I seldom like the music but always listen. What is almost as much fun is reading these over the hill, self-satisfied old geezers complaining... or raving about their pristine 45RPM double Who's Next album or fill in the blank. Get over yourselves. People have different tastes. If you don't like it... BTW I'm 69. Rock on ML.

Jazz listener's picture

you’re 69 and your name is solarboy297...nuf said.

xtcfan80's picture

As far as "Cloud rap, trillwave or whatever new name given to music it's all pop sub/microgenres/post-punk/neo-Americana genre names are needed. The genre naming crap does a great disservice to the artists and listeners and can limit the exposure of the music in question.

Tom L's picture

Yes, trying to break down music into easily-digested genres and subgenres is ridiculous. That's what I was trying to get at with my googling of "cloud rap". Any attempt to describe a type of music in one sentence or simple term is pointless, and sometimes even hilarious.
Gotta go, the bees and spiders have stolen my food stamps...

MalachiLui's picture

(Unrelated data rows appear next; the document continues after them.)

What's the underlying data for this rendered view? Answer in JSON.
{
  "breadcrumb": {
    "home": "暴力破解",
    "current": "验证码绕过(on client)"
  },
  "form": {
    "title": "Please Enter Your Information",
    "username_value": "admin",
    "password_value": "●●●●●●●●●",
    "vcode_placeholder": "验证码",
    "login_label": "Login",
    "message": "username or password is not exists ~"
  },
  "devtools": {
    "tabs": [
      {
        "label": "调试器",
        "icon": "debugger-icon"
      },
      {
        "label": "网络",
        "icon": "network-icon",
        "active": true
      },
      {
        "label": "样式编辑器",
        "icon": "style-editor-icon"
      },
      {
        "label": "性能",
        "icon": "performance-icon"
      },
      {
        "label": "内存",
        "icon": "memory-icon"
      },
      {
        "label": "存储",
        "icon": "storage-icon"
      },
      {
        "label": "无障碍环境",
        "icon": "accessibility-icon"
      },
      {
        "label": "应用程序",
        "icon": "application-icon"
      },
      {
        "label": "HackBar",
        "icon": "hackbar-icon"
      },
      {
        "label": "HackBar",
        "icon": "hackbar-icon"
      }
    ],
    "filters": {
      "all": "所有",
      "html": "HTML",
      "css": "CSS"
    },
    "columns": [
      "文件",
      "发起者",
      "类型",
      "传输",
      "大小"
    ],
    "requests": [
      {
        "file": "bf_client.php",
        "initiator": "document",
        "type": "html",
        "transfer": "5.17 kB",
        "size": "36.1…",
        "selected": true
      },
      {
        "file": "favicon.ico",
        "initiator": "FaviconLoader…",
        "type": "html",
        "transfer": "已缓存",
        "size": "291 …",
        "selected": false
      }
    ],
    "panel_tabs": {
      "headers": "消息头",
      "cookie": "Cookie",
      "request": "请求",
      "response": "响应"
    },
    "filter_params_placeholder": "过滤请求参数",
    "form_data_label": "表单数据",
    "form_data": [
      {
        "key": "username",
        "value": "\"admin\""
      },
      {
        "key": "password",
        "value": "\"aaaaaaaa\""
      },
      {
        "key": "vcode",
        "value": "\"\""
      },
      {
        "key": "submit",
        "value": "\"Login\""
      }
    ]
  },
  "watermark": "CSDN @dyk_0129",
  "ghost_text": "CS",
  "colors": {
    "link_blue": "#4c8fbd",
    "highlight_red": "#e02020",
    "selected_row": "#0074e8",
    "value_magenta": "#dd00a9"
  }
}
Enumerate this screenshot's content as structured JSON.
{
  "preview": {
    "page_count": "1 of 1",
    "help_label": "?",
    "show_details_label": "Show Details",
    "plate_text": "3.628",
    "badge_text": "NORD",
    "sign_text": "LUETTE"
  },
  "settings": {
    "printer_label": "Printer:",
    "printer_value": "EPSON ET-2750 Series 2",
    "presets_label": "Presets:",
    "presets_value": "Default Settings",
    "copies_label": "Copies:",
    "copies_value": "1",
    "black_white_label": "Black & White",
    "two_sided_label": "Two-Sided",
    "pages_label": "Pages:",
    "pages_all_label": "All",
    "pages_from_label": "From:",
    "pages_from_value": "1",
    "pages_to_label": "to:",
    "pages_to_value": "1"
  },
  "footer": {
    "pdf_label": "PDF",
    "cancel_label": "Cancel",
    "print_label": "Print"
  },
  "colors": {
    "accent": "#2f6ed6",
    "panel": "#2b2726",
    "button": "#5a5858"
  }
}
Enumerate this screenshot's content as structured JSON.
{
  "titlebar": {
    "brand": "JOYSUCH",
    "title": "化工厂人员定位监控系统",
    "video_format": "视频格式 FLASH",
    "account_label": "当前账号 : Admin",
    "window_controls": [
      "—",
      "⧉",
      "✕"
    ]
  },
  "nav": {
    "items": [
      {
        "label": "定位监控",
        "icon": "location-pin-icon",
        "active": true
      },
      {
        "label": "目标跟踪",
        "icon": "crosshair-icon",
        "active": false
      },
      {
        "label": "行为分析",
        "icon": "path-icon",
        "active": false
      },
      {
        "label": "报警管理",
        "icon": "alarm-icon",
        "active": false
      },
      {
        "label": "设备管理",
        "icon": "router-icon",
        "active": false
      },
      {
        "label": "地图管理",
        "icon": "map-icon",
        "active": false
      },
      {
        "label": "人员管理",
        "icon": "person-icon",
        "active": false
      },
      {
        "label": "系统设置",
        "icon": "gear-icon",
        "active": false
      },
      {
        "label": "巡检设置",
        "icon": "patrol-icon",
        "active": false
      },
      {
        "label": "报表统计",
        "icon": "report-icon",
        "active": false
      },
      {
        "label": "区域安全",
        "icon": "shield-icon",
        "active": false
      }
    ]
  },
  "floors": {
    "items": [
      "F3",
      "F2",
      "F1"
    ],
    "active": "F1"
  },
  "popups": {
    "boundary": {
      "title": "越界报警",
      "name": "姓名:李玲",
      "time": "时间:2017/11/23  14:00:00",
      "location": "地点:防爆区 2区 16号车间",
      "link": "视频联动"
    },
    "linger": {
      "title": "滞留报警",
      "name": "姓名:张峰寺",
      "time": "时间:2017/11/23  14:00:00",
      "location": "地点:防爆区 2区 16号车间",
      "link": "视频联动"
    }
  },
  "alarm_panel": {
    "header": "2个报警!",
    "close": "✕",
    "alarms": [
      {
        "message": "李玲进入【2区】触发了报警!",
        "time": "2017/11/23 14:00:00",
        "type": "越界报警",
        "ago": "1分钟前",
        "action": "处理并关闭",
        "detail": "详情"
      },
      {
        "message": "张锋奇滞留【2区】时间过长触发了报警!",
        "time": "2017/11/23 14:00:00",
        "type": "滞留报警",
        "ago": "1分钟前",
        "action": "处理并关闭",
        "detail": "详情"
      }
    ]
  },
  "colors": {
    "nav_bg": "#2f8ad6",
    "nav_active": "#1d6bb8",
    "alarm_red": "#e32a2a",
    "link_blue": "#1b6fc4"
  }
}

i think broad genre terms – "rap," "rock," "alternative," "electornic," "R&B," etc – are VERY restrictive to both artists and listeners. HOWEVER, subgenre names like "cloud rap," "art pop," "art rock," "synthpop," "neo-soul," "pop trap," "britpop," "post punk," "boom bap," or whatever can be simple but more descriptive. wide categorization sucks but there's a reason it exists with more specific terms too.

xtcfan80's picture

How 'bout trying this??

1. Listen to music
2. Like or dislike the music
3. Repeat Step 1. until you decide you like or dislike the music genre or subgenre naming needed!!!

timware's picture

Jeez, here’s a Concept... Don’t attack others here, no name calling and generalizations about folks’ character.

Stay focused on the MUSIC fercrissakes. ‘This particular thread smacks of elementary school. Sheesh!

And Malachi... Don’t take the bait!

Fsonicsmith's picture

"XCX" has no meaning whatsoever. Which is fine. Charli XCX's music has no meaning whatsoever. I wasted $20 on the latest album. All things being subjective, it is shite. Both of her last albums feature her body. Talk of adolescence has been mentioned by none other than our host. I can put two an two together. Nothing new btw. I remember the cover art of The Ohio Players from my hometown of Dayton, Ohio. But the Ohio Players could put down some funk. Charli, well.....
Malachi-wisdom comes with age. Youth is sturm and drang. You will come out of it fine. No doubt.

MalachiLui's picture

but if you hated that shite so much, then why did you spend $20 on it? you could've saved yourself the money by streaming it first ffs.

and cmon, i think we can all agree that every song on 'pop 2' is catchy as fuck